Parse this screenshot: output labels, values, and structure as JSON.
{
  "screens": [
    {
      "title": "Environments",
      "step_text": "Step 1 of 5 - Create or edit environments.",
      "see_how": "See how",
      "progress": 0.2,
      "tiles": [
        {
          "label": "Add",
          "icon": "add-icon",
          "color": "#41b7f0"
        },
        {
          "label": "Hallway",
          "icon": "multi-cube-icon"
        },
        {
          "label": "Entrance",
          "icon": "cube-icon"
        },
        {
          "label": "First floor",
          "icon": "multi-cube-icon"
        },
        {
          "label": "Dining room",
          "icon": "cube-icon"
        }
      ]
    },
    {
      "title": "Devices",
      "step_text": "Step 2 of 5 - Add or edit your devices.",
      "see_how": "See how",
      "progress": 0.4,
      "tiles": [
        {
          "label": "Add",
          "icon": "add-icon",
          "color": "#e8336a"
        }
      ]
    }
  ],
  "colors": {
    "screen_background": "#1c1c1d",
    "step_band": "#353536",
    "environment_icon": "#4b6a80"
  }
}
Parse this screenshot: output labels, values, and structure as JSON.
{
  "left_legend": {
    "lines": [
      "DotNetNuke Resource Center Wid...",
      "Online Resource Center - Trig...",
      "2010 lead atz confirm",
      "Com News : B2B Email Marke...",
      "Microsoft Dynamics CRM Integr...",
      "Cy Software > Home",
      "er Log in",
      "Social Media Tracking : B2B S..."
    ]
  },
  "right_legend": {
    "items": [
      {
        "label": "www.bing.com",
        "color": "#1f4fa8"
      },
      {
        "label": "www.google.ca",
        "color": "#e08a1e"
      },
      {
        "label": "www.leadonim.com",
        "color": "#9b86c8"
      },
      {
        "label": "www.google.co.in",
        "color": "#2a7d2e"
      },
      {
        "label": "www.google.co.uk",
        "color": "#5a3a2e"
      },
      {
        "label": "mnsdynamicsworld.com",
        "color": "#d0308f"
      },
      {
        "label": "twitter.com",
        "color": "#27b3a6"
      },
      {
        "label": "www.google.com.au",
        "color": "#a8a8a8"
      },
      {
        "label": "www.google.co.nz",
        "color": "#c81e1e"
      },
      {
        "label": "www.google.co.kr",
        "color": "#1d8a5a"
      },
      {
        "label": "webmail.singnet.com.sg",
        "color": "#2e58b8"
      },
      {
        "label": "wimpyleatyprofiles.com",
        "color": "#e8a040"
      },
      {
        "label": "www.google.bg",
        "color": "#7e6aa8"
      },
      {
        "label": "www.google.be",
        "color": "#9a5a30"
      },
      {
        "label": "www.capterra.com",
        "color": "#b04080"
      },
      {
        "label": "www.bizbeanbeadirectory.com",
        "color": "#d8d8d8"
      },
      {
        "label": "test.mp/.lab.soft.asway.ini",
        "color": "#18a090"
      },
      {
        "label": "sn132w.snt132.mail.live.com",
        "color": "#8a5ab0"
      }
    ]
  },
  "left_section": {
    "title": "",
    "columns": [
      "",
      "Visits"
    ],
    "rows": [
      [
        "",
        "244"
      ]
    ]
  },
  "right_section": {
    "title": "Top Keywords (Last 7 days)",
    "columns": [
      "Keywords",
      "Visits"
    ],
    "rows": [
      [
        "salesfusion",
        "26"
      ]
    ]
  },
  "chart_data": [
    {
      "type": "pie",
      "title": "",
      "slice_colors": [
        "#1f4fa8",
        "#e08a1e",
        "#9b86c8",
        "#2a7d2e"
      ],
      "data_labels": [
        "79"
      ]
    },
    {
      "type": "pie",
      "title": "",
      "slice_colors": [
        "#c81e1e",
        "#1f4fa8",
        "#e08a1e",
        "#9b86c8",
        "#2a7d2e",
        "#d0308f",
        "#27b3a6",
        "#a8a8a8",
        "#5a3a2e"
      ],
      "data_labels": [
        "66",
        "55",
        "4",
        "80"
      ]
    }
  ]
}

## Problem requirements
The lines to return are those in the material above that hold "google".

## Solution to this exercise
        "label": "www.google.ca",
        "label": "www.google.co.in",
        "label": "www.google.co.uk",
        "label": "www.google.com.au",
        "label": "www.google.co.nz",
        "label": "www.google.co.kr",
        "label": "www.google.bg",
        "label": "www.google.be",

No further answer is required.